TASK DESCRIPTION: Copy out each line of the data that contains "Courses".

DATA FOR REVIEW:
= Beginning of Section =

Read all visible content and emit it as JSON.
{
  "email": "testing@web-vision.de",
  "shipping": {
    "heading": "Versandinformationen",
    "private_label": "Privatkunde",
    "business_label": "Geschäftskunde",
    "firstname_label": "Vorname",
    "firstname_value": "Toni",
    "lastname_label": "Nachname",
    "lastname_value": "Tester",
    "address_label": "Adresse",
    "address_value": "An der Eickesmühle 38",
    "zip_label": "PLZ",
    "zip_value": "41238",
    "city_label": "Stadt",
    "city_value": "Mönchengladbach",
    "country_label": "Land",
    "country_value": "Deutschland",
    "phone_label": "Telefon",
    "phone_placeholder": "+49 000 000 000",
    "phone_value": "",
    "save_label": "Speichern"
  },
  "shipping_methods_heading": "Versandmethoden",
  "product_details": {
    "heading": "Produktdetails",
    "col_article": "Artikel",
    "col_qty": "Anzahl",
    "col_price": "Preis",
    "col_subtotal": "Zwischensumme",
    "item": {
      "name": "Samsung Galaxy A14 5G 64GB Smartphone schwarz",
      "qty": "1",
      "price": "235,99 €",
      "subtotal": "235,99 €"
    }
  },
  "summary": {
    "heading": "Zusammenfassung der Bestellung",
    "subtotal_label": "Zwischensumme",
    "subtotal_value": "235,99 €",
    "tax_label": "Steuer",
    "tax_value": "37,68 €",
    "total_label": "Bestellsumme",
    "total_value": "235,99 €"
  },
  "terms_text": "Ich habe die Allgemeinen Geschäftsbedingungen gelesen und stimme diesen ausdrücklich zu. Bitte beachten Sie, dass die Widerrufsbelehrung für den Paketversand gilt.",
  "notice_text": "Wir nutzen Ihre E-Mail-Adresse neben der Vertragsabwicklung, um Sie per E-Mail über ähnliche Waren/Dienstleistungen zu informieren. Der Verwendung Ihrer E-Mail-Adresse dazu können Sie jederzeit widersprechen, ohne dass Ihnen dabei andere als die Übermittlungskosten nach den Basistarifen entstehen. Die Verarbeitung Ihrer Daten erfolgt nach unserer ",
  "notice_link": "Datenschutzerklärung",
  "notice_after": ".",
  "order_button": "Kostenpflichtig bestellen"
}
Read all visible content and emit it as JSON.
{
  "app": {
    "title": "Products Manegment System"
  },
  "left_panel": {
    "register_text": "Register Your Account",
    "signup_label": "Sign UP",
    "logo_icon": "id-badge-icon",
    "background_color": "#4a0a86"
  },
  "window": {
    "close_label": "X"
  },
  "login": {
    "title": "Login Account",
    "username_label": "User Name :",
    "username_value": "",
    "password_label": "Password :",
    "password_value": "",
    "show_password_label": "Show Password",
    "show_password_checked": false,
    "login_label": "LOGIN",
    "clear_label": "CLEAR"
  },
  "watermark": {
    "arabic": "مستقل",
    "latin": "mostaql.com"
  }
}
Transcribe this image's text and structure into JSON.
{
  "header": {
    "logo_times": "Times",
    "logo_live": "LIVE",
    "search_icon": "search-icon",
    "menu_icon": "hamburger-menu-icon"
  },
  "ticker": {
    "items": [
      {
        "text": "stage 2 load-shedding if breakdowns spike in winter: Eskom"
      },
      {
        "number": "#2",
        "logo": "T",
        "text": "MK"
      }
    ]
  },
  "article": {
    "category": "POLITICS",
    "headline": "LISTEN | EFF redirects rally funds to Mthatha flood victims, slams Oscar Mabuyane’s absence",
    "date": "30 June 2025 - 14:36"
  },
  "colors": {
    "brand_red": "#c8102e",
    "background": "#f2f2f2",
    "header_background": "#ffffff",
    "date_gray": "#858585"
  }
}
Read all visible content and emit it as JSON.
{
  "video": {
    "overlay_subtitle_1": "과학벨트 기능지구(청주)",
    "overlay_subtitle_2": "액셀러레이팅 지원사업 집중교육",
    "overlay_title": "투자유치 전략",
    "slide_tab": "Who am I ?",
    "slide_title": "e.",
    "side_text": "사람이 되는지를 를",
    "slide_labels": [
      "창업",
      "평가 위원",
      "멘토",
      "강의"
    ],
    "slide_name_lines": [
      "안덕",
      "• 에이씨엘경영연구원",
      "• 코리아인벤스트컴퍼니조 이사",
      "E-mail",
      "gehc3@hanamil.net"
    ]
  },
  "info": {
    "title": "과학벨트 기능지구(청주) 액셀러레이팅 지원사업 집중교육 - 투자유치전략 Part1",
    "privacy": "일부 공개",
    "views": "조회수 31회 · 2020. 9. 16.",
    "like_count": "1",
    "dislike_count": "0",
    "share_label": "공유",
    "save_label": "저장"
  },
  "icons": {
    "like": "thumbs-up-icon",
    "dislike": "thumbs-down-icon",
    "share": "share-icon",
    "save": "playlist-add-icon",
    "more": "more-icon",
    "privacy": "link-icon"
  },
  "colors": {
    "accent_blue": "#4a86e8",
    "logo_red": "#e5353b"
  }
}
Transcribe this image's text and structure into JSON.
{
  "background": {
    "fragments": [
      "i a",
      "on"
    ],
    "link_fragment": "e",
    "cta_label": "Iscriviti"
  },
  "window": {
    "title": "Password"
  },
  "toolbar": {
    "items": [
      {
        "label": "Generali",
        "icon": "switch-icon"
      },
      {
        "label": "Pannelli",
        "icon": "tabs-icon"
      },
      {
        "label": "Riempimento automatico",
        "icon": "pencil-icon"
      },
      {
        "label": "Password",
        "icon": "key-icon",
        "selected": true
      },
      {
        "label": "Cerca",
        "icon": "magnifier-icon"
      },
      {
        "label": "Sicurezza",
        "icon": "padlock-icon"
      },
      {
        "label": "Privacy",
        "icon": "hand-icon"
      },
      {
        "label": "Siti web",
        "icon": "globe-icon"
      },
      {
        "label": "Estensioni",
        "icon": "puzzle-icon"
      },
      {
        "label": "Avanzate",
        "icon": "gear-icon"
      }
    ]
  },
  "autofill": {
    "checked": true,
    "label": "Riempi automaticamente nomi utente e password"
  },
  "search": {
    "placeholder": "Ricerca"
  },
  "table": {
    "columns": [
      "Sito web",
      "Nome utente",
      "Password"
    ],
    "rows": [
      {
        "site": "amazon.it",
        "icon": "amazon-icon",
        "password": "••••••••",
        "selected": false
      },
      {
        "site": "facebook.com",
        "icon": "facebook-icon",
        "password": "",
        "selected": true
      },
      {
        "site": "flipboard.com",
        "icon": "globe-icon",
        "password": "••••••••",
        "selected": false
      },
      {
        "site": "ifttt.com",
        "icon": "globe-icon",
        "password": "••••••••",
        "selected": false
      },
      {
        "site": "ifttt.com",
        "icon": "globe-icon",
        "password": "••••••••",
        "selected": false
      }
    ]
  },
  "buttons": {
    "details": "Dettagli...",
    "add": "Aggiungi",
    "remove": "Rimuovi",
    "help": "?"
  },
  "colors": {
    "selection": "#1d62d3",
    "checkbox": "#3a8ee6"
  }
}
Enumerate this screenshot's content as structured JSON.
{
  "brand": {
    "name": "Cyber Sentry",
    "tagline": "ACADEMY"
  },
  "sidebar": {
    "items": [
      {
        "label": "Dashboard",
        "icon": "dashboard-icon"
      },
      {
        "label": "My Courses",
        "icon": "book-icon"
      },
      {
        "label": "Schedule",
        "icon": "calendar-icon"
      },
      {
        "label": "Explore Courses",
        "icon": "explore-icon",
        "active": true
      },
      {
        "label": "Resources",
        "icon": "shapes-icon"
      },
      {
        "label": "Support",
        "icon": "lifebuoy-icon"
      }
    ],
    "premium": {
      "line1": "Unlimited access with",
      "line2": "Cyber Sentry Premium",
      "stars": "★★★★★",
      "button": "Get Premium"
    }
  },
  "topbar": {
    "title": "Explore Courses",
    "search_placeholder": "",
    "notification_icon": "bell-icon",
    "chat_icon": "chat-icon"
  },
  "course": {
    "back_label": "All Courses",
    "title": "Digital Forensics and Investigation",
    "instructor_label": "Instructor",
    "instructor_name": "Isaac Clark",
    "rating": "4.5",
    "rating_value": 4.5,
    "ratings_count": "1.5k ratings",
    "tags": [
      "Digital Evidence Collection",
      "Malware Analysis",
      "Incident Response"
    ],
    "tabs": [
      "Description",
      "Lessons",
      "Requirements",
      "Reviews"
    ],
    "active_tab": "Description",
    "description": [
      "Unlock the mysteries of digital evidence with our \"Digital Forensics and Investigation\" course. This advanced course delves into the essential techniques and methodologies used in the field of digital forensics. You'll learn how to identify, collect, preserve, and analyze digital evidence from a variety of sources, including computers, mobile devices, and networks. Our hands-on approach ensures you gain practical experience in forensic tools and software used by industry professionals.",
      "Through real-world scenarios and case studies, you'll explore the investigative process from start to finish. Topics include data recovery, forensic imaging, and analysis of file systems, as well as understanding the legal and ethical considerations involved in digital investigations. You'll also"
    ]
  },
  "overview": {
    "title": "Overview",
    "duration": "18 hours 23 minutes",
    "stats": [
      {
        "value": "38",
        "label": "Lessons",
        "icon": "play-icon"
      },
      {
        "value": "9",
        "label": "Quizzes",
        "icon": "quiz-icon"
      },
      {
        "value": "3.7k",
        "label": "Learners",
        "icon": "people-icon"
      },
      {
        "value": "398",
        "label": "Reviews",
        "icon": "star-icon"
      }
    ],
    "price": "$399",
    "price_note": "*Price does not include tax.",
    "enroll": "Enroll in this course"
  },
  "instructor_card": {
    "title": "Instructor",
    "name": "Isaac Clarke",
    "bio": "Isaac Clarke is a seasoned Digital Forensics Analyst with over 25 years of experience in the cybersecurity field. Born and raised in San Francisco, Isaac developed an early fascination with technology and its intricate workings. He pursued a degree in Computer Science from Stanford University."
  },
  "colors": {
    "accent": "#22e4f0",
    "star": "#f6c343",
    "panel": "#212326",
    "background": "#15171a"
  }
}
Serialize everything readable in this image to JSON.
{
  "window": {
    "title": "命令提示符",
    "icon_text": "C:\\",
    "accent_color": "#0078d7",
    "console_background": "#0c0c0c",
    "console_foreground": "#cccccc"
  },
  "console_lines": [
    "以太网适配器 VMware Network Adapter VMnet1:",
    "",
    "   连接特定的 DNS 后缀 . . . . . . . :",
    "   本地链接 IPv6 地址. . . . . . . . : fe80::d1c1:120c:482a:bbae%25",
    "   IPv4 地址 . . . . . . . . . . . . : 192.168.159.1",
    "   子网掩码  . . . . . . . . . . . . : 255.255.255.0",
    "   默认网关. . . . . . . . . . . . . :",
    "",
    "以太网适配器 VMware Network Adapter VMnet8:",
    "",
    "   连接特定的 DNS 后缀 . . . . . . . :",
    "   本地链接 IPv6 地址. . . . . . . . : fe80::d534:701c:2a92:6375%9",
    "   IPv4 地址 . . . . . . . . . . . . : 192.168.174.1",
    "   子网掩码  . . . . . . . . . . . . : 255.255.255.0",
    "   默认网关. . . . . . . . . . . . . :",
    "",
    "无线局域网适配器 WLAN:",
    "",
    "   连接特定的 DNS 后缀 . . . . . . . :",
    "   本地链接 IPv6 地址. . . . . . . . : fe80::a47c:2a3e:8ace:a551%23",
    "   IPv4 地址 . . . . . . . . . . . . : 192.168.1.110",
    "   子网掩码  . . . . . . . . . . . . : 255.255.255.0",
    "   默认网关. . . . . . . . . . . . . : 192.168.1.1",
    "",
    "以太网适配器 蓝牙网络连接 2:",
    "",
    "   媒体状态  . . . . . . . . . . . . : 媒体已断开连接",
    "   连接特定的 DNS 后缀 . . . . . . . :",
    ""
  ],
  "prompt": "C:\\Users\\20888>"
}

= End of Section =

EXERCISE RESULT:
        "label": "My Courses",
        "label": "Explore Courses",
    "title": "Explore Courses",
    "back_label": "All Courses",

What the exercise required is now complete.